When Goonjar broke out at the start of Black Ops 2, it was as the star player of a Donut Shop squad who picked up consecutive top-12 placements at MLG Dallas and the Call of Duty Championships, a respectable accomplishment for a team of amateurs. By the end of the year, Goonjar would be considered one of the world’s premier Assault Rifle players, and near the start of the Ghosts season he was picked up as the replacement for an outgoing Damon ‘Karma’ Barlow on Team EnVyUs.
In recent years, Team Kaliber have fallen off significantly, and Goonjar himself has long since been eclipsed by rising stars. If a return to BOTG meant a return to form for Goonjar, however, it’s not beyond the realm of possibility that tK could begin to work its way back into the elite – Goonjar has already proven himself capable of being a carry player in his original rise to prominence.
Unlike the other players on this list, Dedo is returning to competition following an absence during the Infinite Warfare season. Even prior to taking a year out, however, the advanced movement era wasn’t particularly kind to Dedo, diminishing his otherwise steadfast presence at the highest level of competition.
During Black Ops 1, Dedo had one of the most remarkably consistent seasons of any player, and though he never quite reached a trophy he only once fell short of a top three finish. Though the circuit was limited significantly on Modern Warfare 3, that season too was a similar story, though this time Dedo’s presence among the elite finally brought him his first championships.
Black Ops 2 saw him largely left out of big-name organizations, but picking up respectable placements nonetheless, including playing a part in one of the bigger upset victories in Call of Duty when his VanQuish squad won UMG Dallas. It was during Call of Duty: Ghosts, however, that Dedo arguably hit his individual peak.
Near the beginning of the season, Dedo was a member of the Strictly Business squad that defeated compLexity at the US Regional Qualify for the Call of Duty Championships. Though the team never won a self-contained title, they remained a presence at the top throughout the season, variations on the line-up playing under FaZe for the second half.
Though the team never replicated their previous success, it’s a testament to the value of Dedo’s stock towards the end of the year that he was the chosen replacement for Damon ‘Karma’ Barlow on the legendary Evil Geniuses squad.

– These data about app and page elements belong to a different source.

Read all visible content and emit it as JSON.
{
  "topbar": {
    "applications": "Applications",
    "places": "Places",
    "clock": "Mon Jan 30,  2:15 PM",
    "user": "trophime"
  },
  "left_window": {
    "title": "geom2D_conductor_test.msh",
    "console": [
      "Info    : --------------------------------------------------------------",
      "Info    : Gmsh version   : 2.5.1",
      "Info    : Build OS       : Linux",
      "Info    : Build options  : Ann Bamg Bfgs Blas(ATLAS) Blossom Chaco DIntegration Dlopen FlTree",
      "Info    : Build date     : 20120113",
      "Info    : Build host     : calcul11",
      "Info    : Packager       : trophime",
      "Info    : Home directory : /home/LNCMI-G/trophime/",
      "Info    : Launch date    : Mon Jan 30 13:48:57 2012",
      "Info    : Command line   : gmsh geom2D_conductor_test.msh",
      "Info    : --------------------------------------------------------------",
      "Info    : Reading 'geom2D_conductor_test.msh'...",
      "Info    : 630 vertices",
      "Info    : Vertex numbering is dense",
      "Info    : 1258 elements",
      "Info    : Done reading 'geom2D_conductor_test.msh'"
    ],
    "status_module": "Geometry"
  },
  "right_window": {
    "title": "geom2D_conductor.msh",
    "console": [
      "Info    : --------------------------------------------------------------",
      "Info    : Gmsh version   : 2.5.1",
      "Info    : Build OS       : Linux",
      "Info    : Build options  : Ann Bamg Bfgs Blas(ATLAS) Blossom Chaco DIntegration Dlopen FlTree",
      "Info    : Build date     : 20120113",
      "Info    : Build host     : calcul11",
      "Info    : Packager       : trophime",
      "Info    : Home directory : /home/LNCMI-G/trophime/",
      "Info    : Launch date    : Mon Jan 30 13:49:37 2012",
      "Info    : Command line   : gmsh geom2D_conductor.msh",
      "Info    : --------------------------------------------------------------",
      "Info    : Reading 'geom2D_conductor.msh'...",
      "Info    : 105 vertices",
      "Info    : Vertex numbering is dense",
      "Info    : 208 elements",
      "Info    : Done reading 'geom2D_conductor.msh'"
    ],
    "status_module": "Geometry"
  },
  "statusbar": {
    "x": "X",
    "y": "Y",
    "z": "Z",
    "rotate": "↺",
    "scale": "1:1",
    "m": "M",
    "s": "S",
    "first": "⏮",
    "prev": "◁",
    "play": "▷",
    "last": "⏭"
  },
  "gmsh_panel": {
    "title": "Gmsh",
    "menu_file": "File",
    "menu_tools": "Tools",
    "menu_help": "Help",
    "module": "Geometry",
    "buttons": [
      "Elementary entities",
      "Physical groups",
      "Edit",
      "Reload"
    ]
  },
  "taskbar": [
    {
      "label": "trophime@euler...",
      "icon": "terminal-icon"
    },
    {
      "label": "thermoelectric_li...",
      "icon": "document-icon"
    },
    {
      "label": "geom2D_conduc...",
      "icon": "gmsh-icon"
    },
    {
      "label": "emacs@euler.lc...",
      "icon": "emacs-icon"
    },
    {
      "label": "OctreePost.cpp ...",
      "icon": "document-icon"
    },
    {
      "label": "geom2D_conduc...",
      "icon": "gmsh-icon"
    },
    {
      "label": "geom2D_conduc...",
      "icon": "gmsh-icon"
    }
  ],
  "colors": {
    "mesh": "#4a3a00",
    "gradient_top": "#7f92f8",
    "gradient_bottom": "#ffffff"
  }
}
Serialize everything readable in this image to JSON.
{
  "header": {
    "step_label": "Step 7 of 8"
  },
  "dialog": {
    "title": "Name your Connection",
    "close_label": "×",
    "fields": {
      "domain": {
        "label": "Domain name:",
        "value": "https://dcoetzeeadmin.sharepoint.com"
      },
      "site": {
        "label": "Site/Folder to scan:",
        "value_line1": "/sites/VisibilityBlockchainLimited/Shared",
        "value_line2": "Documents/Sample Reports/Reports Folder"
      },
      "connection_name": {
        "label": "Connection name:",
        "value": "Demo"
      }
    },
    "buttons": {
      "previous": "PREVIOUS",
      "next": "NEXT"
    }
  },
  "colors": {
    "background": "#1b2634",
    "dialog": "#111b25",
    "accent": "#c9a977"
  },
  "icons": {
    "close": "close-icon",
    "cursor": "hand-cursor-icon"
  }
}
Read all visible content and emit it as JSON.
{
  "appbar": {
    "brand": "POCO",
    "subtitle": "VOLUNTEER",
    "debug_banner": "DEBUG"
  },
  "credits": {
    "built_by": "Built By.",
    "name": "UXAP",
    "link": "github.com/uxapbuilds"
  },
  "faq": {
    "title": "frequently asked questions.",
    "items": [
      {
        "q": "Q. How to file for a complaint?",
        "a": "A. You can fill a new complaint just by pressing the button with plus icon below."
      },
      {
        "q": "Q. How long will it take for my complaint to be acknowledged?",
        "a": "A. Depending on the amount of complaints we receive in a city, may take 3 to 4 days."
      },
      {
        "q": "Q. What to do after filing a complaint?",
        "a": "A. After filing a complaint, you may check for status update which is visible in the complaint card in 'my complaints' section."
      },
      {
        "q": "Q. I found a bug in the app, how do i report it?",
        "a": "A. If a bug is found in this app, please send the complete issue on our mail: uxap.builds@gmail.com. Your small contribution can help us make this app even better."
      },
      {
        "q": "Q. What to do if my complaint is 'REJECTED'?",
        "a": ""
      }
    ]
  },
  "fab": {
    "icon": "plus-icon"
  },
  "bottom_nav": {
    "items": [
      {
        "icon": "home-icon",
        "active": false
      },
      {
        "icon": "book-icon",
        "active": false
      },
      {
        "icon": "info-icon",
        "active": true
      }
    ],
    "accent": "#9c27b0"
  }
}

Dedo ended the Ghosts season with a win at ESWC, but the following years would see him gradually fall out of the elite. In a world in which WWII saw former stars redeemed, however, Dedo could certainly be one of the most dangerous players in the world.
It’s not altogether surprising that Aches was more successful in the boots-on-the-ground era than during the three years of advanced movement. Having been part of the legendary compLexity/Evil Geniuses dynasty – which had already been broken by the end of Call of Duty: Ghosts, regardless of what the following year was bringing – Aches had a lot to live up to.
Even so, while less success was perhaps inevitable, Aches’s individual performances have also suffered during the advanced movement era. For Infinite Warfare, Aches’s value to his Cloud9 squads was very much in his experience and leadership capabilities, while the role of the star player was left to younger talents.
During compLexity’s prime, however, Aches was never just a leader, and never just a supportive player either. In Black Ops 2 especially, Aches was a legitimate star, notable in particular for his ability to pull off utterly dominant games and carry a victory almost single-handedly. When compLexity were at their peak such performances weren’t always relied upon for wins, but they were certainly a nice luxury.
On the new Evil Geniuses, many see Aches in a similar position as the previous year, a leader around whom talent can be built to produce a dangerous and complete squad. In a BOTG setting, however, Aches arguably had the highest peak of his new team-mates, and if he can rediscover that individual level then suddenly the new EG squad might be an entirely different beast.